As more and more people use applications like Netflix, Hulu, and Youtube to watch TV shows, the need for a way to better engage with the content grows. Recent developments in artificial intelligence (AI) have provided many new techniques for analyzing large amounts of video content, but utilizing them requires having datasets of annotated videos that aren’t readily available. Our capstone project aims to address the challenge of designing a new interactive user interface that effectively visualizes video data so that people can easily make sense of information in videos and accomplish search, annotation, and retrieval tasks.
Over the course of this past year, our team assisted Dr. Minsuk Kahng’s research group in developing a novel visual, interactive interface for searching, browsing, and annotating videos using interactive machine learning workflows. The application uses machine learning to recognize objects and characters for a set of TV shows and YouTube videos.

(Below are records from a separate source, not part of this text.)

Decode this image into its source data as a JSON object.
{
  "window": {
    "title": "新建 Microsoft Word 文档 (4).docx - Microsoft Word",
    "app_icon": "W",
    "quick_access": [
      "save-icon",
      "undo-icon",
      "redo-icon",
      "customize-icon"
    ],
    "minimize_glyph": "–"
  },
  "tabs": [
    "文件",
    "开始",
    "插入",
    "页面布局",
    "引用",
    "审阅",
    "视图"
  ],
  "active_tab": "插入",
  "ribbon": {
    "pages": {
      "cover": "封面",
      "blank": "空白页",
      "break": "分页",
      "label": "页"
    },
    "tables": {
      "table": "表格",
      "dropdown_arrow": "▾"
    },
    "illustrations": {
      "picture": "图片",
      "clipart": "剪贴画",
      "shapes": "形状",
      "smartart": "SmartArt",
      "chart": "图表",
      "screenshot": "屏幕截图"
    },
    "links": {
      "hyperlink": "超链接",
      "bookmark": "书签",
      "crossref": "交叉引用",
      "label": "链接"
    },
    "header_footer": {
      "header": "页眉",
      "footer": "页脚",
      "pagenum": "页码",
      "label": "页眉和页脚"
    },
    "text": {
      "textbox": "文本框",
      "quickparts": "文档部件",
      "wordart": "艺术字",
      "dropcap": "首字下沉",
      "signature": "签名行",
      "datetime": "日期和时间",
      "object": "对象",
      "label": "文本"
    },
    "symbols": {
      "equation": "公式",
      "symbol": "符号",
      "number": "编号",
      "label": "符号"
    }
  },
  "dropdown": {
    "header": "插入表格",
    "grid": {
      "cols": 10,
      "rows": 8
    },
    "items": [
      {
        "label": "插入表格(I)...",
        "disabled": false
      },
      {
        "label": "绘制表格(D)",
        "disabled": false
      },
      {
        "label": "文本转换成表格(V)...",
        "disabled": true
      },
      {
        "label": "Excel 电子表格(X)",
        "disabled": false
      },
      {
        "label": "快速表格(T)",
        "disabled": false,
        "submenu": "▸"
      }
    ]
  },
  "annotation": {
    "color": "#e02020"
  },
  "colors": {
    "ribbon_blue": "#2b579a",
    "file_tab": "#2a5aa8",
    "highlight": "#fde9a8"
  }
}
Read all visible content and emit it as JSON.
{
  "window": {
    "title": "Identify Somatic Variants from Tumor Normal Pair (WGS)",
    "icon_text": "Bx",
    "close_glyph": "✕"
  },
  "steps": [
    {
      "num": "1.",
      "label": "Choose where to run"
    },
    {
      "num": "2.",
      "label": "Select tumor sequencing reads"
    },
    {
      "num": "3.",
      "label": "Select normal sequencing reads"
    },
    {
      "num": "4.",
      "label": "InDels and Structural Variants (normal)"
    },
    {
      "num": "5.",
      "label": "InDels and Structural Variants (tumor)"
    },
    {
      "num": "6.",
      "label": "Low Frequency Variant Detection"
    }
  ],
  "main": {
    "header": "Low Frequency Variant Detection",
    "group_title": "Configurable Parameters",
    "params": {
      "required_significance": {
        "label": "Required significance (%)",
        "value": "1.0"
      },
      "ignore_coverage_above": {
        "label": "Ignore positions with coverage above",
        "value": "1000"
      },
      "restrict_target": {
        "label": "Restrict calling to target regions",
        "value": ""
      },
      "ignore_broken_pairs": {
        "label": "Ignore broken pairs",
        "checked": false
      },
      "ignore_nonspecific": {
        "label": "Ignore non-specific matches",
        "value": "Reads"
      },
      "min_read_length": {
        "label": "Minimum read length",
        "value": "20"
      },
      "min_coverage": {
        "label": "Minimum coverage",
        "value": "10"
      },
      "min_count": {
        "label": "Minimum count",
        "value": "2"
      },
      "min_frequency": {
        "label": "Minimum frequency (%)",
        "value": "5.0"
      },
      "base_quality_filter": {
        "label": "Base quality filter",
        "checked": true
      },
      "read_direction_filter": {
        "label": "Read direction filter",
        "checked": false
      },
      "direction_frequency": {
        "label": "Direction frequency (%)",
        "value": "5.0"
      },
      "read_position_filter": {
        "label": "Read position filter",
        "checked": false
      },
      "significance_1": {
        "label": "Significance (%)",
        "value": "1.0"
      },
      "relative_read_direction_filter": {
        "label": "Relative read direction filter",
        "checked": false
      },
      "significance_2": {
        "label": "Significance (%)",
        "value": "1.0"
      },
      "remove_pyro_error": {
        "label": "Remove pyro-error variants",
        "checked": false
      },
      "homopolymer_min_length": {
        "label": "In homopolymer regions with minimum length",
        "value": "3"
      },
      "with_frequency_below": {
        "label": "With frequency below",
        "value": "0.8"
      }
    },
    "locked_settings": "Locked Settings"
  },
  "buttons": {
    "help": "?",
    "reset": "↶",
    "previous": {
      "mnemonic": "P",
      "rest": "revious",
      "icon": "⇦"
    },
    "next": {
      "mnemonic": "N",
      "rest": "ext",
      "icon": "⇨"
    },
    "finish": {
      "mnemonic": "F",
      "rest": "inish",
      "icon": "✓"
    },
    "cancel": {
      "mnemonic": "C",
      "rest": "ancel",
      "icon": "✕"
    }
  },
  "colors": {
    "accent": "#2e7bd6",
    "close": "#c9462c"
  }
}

Our tool is a web-based system that combines various artificial intelligence techniques and human-centered interactive approaches and is usable on any web browser. The interface utilizes multiple machine learning, data mining, and deep learning techniques in order to bring novel features to the general public. For example, we built and trained image classification and object detection models, either from scratch with custom datasets or from a pre-trained model provided to us. Training these models means we’re teaching the computer to recognize what we would like it to see. For example, if we tell the computer a character appears in 100 different spots within an episode, it will eventually be able to recognize what the character looks like and automatically find them later. Since the model isn’t perfect, it won’t always be correct. But with our interface, people are able to continually train the model by removing or editing false appearances of some character or object.
In addition, our interface provides two interactive machine learning workflows to allow people to more easily and quickly annotate videos using either bounding boxes or video frames. The interface displays a timeline of character/object detection results obtained from the underlying models using modern information visualization techniques. People can then correct the model’s labeling suggestions so that the model becomes smarter and will help speed up the video annotation process.
We hope that this tool will help lower the entry barrier for up and coming dataset creators so they can quickly and easily integrate artificial intelligence models into their own applications. We also hope to bridge the gap between human workflows and AI workflows. In an ideal world, AI will help inform human decision making. As such, our application is meant to be as intuitive and transparent as possible, allowing people to interact with the various artificial intelligence tools at their own pace as their understanding of the systems grows.
In the future, Dr. Kahng’s research group plans to further improve this tool, open source the project, and publish results in research papers. Though we deviated from our initial design, which allowed avid TV watchers to interact with their favorite shows in new ways, we managed to keep most of the AI powered features that would allow this project to branch back into that territory in the future should the research group or a future capstone project wish to create a more consumer-focused application based on our work.